* **WORK ITEM**
From the listing below, copy every line with the word "productivity".

* **EXERCISE DATA**
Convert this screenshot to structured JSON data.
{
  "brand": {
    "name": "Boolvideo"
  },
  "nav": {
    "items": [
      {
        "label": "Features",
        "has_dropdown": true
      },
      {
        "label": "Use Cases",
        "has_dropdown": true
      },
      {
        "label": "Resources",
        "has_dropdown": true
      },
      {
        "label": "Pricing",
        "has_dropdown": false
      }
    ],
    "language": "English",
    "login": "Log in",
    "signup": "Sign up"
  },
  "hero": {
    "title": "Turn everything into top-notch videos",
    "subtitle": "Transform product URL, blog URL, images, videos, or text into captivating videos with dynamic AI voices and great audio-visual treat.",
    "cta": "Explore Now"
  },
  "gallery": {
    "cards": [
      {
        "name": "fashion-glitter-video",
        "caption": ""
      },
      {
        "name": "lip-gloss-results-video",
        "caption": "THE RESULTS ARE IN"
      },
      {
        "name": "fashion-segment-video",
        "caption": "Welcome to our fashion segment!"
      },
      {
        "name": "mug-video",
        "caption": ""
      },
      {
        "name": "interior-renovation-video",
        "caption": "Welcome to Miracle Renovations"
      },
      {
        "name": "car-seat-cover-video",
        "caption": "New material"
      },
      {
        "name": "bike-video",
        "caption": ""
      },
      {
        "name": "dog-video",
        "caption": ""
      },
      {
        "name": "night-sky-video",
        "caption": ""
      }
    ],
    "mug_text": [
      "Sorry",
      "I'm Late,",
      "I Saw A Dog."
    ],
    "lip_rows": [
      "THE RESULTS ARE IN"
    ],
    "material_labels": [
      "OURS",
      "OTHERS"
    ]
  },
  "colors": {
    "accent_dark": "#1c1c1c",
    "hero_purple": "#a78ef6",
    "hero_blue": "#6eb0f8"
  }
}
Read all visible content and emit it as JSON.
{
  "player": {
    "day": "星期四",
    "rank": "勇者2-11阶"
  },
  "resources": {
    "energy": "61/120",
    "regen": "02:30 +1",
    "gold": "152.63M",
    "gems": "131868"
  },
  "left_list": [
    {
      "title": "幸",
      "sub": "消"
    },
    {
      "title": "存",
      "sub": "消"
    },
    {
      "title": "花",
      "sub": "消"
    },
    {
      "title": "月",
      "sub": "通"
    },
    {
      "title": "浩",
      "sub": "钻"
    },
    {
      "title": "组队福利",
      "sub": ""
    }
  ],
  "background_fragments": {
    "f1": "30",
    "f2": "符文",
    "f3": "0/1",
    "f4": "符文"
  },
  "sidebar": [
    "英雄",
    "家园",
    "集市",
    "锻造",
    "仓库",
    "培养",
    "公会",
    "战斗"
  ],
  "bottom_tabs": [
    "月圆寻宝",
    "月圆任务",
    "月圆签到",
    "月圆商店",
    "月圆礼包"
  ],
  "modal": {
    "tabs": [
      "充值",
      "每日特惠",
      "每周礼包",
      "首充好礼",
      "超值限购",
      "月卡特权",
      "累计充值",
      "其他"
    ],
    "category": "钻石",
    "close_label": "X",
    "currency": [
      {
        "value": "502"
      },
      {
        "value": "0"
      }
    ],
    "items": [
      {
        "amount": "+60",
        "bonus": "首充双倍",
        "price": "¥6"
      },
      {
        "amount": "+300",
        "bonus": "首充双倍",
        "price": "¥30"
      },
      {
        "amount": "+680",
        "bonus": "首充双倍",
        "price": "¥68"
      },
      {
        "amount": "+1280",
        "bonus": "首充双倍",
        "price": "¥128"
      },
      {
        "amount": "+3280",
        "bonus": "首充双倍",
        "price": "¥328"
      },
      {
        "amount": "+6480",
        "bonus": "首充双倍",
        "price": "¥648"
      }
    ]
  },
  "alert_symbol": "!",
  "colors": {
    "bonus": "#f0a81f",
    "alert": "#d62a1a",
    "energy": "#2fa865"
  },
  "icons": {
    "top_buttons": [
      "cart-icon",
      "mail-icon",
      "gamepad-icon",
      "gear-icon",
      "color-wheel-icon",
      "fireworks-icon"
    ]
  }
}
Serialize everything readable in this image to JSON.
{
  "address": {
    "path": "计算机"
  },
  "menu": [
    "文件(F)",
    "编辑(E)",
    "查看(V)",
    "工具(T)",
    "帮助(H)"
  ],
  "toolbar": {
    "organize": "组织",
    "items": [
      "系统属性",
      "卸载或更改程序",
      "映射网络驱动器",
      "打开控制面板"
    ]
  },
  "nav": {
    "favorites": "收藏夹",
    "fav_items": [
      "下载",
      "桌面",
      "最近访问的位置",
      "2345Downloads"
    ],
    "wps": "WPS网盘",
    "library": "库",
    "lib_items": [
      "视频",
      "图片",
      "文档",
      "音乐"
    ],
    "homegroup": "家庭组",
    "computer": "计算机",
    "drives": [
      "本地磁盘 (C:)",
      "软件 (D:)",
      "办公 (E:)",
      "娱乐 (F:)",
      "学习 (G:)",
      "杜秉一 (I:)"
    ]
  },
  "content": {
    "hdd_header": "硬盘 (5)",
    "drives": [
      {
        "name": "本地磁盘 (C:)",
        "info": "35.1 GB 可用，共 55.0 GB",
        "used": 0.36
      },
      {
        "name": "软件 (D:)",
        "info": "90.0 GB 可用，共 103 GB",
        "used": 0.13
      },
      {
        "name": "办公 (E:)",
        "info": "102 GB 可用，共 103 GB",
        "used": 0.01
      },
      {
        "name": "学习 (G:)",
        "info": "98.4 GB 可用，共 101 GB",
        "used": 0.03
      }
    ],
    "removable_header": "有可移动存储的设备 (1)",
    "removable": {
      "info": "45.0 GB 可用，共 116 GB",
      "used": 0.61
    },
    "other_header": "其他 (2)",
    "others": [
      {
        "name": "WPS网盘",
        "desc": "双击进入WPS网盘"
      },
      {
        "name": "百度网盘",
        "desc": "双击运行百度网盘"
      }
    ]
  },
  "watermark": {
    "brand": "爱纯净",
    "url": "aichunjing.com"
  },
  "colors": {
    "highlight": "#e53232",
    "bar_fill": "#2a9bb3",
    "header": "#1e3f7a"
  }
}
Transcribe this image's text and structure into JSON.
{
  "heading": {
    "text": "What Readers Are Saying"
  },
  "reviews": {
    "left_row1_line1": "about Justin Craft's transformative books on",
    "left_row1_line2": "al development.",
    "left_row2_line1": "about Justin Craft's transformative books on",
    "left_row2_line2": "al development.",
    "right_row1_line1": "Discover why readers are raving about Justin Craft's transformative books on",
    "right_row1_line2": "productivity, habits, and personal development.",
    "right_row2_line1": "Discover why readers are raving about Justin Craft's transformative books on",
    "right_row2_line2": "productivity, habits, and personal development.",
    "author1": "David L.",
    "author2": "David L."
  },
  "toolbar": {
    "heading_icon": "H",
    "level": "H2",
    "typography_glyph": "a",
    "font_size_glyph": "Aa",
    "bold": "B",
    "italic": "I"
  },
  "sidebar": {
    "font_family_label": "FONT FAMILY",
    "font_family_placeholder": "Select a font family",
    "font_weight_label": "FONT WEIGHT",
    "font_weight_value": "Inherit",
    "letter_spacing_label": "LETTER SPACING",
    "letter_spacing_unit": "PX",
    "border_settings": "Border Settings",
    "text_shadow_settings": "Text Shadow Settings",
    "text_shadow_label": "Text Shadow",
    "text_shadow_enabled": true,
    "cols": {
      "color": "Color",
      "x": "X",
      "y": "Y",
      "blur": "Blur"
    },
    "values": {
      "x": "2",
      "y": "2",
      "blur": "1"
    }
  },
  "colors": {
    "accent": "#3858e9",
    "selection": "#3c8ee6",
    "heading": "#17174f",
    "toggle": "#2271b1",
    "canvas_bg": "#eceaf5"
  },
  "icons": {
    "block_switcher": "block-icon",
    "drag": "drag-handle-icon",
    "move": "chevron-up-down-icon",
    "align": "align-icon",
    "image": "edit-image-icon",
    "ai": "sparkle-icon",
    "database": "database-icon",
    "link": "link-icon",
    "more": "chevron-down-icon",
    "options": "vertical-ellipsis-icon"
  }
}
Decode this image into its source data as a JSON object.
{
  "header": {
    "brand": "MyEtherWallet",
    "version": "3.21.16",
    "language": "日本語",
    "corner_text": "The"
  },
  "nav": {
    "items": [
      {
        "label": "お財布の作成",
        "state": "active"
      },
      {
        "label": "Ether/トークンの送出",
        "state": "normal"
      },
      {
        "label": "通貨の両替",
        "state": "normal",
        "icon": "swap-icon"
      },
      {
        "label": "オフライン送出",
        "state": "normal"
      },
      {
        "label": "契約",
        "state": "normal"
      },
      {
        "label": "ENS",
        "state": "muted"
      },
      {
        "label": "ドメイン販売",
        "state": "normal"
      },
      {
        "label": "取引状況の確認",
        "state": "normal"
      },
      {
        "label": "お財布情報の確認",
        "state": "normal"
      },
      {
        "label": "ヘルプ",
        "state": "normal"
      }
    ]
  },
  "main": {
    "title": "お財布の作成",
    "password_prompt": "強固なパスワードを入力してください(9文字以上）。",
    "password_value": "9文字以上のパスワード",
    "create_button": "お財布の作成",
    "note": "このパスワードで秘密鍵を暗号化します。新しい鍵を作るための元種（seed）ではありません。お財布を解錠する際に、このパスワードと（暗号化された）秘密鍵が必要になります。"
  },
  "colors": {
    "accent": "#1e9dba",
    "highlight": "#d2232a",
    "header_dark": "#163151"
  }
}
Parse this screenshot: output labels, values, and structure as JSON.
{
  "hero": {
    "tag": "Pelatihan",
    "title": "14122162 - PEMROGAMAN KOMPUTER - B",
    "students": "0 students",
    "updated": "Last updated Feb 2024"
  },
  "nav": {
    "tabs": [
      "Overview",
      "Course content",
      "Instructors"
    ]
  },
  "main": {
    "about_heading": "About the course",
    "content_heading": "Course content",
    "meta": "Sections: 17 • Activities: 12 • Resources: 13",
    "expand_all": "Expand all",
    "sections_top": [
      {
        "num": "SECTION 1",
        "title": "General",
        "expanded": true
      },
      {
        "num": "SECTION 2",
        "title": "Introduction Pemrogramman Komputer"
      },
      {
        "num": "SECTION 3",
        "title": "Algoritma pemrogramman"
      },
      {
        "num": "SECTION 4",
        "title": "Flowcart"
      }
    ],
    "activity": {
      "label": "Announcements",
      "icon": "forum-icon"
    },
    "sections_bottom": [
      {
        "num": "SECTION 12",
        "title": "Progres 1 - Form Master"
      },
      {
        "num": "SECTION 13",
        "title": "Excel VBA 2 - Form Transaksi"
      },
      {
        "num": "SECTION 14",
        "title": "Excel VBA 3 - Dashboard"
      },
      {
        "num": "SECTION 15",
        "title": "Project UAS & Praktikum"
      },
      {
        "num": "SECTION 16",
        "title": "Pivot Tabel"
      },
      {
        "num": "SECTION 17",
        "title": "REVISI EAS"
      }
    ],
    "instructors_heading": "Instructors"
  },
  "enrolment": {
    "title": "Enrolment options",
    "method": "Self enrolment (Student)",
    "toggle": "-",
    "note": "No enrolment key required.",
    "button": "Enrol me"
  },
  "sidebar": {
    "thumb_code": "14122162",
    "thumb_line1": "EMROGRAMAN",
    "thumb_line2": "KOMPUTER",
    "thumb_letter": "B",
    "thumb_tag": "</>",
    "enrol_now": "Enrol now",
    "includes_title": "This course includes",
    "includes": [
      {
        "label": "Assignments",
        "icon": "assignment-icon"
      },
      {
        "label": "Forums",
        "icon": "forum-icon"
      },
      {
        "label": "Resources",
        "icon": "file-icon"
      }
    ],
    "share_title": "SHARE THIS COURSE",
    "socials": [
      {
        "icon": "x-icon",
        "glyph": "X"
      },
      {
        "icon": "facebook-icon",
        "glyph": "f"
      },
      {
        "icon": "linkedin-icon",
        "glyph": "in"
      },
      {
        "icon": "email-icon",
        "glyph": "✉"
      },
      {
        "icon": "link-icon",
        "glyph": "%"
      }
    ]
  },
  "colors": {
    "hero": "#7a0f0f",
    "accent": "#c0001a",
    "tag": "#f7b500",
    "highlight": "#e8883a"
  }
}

* **RESPONSE TO THIS EXERCISE**
    "right_row1_line2": "productivity, habits, and personal development.",
    "right_row2_line2": "productivity, habits, and personal development.",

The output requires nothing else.